The ruling class decided to change course, abandoning the “socialistic pattern of society” and replacing it with the program of liberalization and privatization. To divide and crush all opposition to this program, the ruling class organized large scale communal massacres in the name of building a Ram Temple in Ayodhya.
The ruling capitalist class does not want workers, peasants and other oppressed people to unite under one banner and around one independent program. It uses communal violence to divide the people and divert them from their common enemies. The communal violence that shook North East Delhi in February must also be seen in this light. Mass protests of workers, peasants and other working people against the anti-people course of the ruling class have been developing for some time. In such a situation, the ruling class rammed through parliament a divisive law that linked citizenship with religion. Lakhs of people, cutting across lines of religion, came onto the streets in powerful protests against this undemocratic law. In such a situation, the ruling class deliberately organised the communal violence in North East Delhi. Women and youth who organised the peaceful mass protests are being locked up in jail as terrorists, under the UAPA.
It is the ruling class that is guilty — not only its management teams. The governments formed by parties like Congress and BJP are but different management teams of the ruling class. These management teams will blame each other for the problems facing the people, including communalism and communal violence. But they will never blame the ruling class.

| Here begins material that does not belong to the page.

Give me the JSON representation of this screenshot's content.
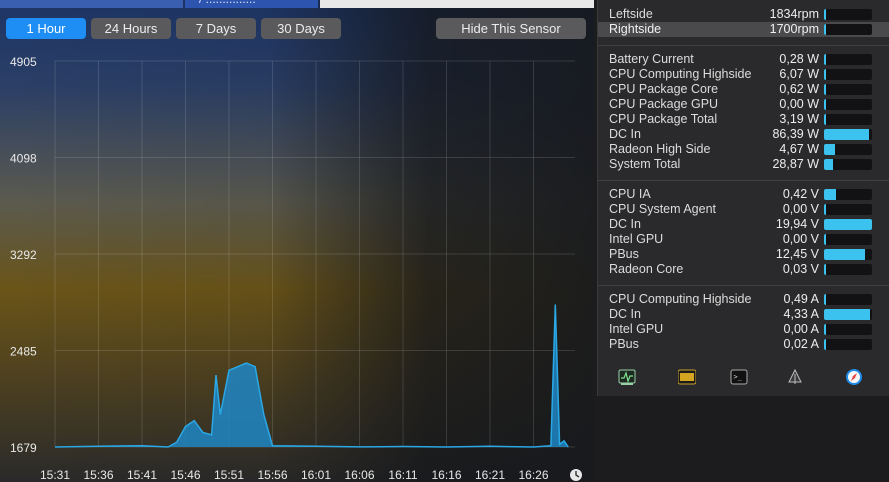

Congress Party swears by “Secularism” while BJP swears by “Hindutva”. Both “Secularism” and “Hindutva” are in the service of the bourgeois class and its strategy of divide and rule. Our party calls upon people to reject the path of joining hands with the Congress Party, whether in the name of opposing “Hindutva” and defending “Secularism”, or in the name of defending “Democracy” from “BJP-Fascism”.
Our party considers it the most important task to strengthen the unity of all sections of the exploited and oppressed against the rule of the bourgeoisie, headed by the monopoly houses. The struggle is not between the so-called right and left wings of the bourgeoisie. The struggle is between the bourgeoisie and the proletariat. It is between those who want to maintain the existing system, on the one hand, and those striving to lift Indian society out of its crisis and guarantee prosperity and protection for all, on the other.